CHICAGO (CBS) — The mother of a 6-year-old boy who was shot and killed in Aurora nearly 20 years ago said it would break her heart if the man convicted of killing her son gets a new trial, as the case went before the Illinois Supreme Court on Wednesday.

A panel of the Illinois Appellate Court has ordered a new trial for 38-year-old Mark Downs, who was convicted of murder in the 1996 shooting death of 6-year-old Nicholas “Nico” Contreras.

Prosecutors have appealed that ruling to the state’s highest court, and Nico’s mother, Sandy Contreras, traveled to Springfield on Wednesday to hear arguments in the case.

“It’ll break my heart to go through it again 19 years later,” she said.

She said, no matter how hard Downs might try to get out of his conviction, he’s a coward thinking he has a second chance at freedom.

Contreras said she is her son’s voice.

“Even though my son lost his life on December 10th of 1996, he still has his voice,” she said.

Prosecutors have said Downs fired a gun into the window of the home of Nico’s grandparents, thinking his uncle – a rival gang member – would be there. Nico was sleeping at the time, and was struck by two bullets. His uncle no longer lived at the house.

Downs was sentenced to 70 years in prison, but last year, the Appellate Court overturned his conviction, finding the trial judge improperly instructed the jury when it asked him to define reasonable doubt. The jury asked if reasonable doubt was “80 percent, 70 percent, or 60 percent,” but the judge said it was up to them to define for themselves.

The appeals court said, by asking for a specific percentage, the jury showed “it was already contemplating a standard less than the reasonable-doubt standard required under law,” and by telling the jurors the definition of reasonable doubt was up to them, the judge “gave the jury clear license to continue down its mistaken pathway of equating reasonable doubt to some percentage of confidence.”

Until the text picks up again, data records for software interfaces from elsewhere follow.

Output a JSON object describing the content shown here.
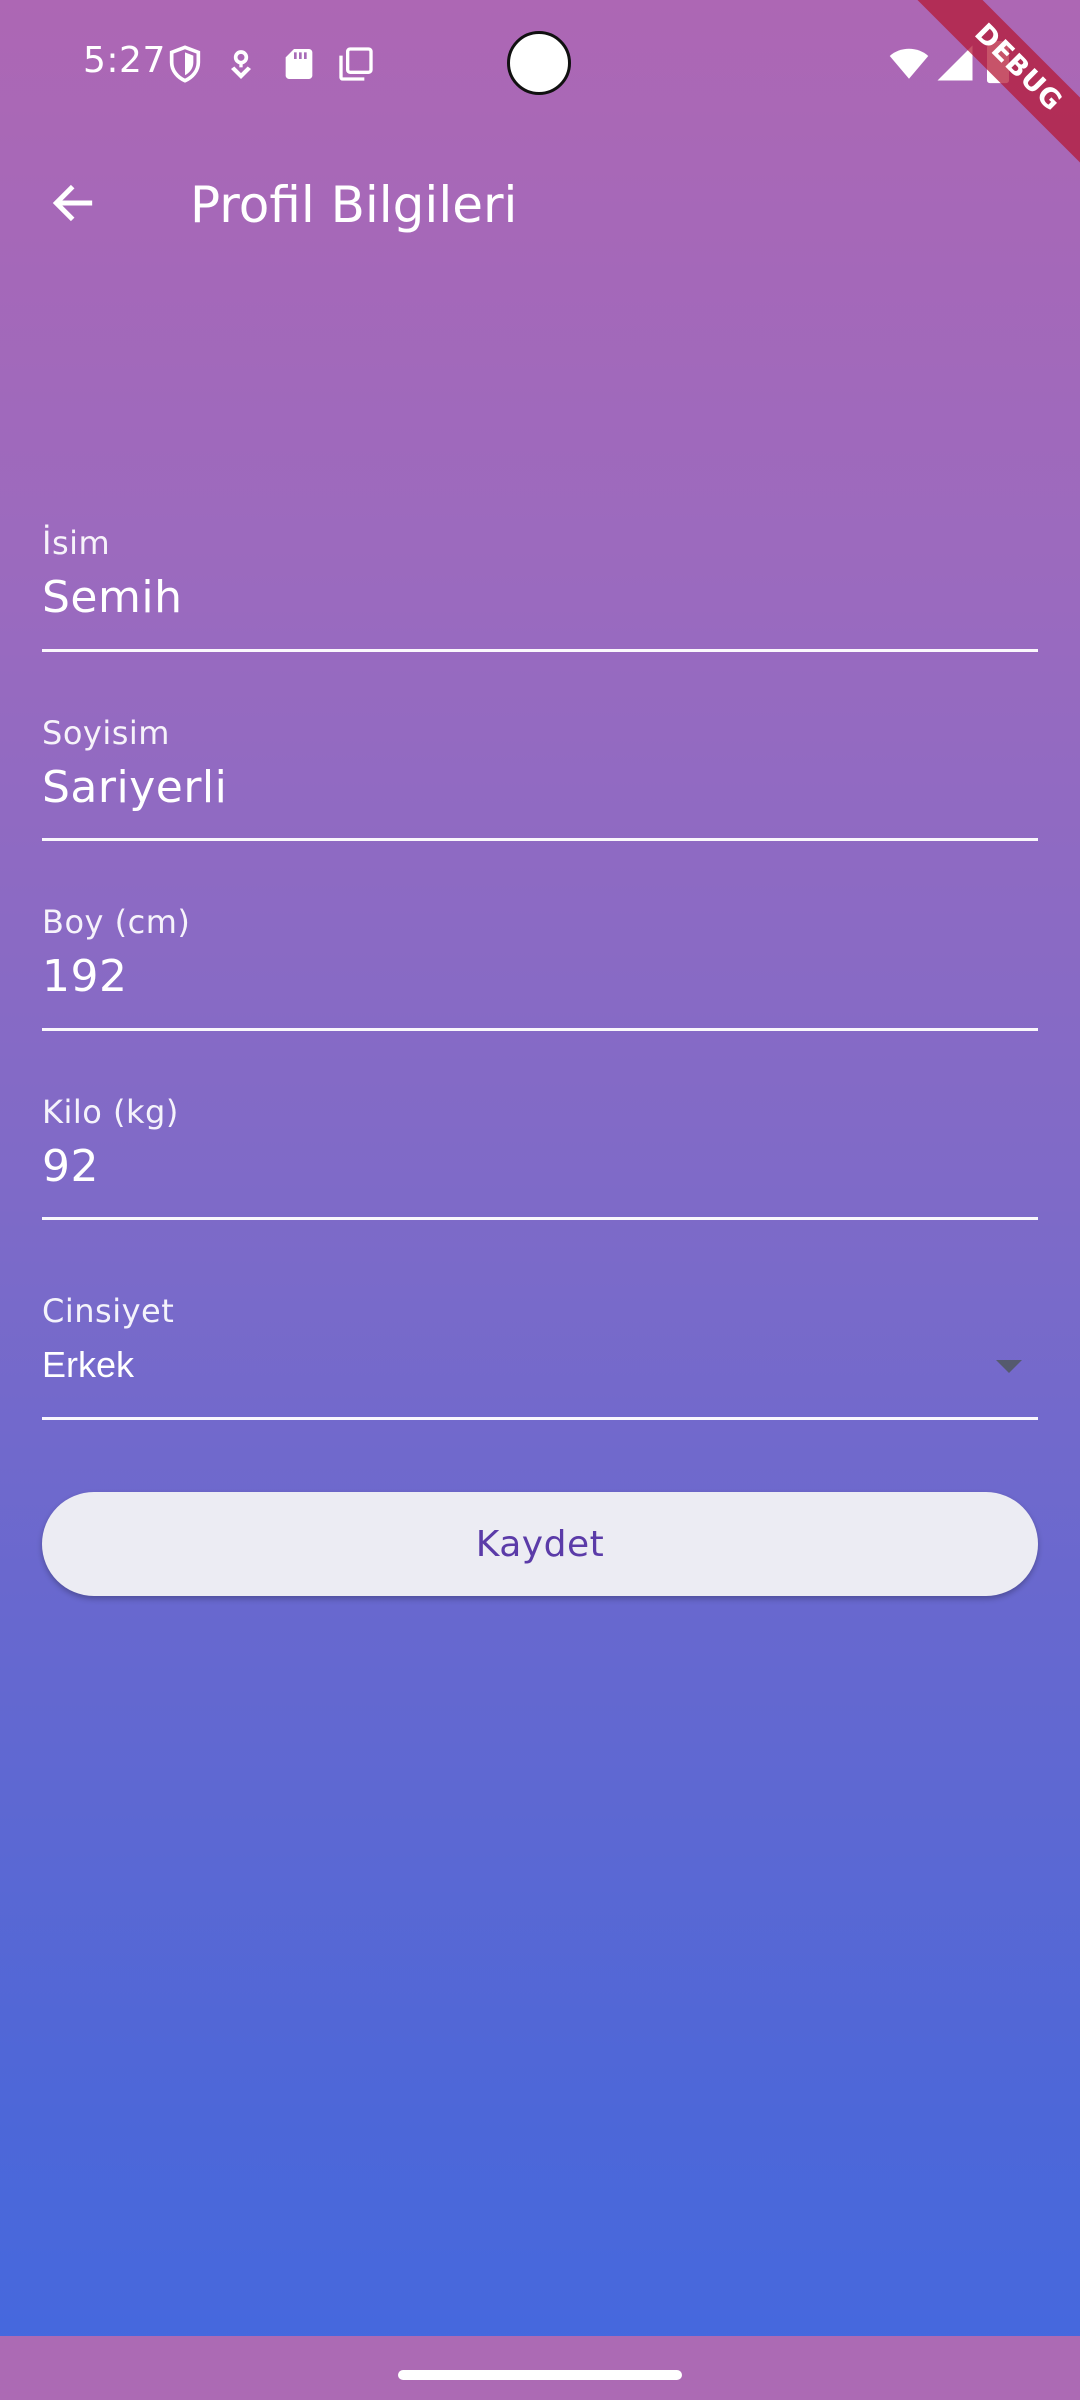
{
  "status_bar": {
    "time": "5:27",
    "icons_left": [
      "shield-icon",
      "location-pin-icon",
      "sd-card-icon",
      "screenshot-icon"
    ],
    "icons_right": [
      "wifi-icon",
      "cellular-signal-icon",
      "battery-icon"
    ]
  },
  "debug_banner": "DEBUG",
  "app_bar": {
    "title": "Profil Bilgileri",
    "back_icon": "arrow-back-icon"
  },
  "form": {
    "first_name": {
      "label": "İsim",
      "value": "Semih"
    },
    "last_name": {
      "label": "Soyisim",
      "value": "Sariyerli"
    },
    "height": {
      "label": "Boy (cm)",
      "value": "192"
    },
    "weight": {
      "label": "Kilo (kg)",
      "value": "92"
    },
    "gender": {
      "label": "Cinsiyet",
      "selected": "Erkek"
    }
  },
  "save_button": {
    "label": "Kaydet"
  },
  "colors": {
    "gradient_top": "#AD67B4",
    "gradient_bottom": "#4469DF",
    "button_background": "#ECECF3",
    "button_text": "#5B3BA8",
    "debug_ribbon": "#B41937"
  }
}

While the Supreme Court heard arguments on the matter Wednesday, it likely will be weeks, if not months, before the justices rule.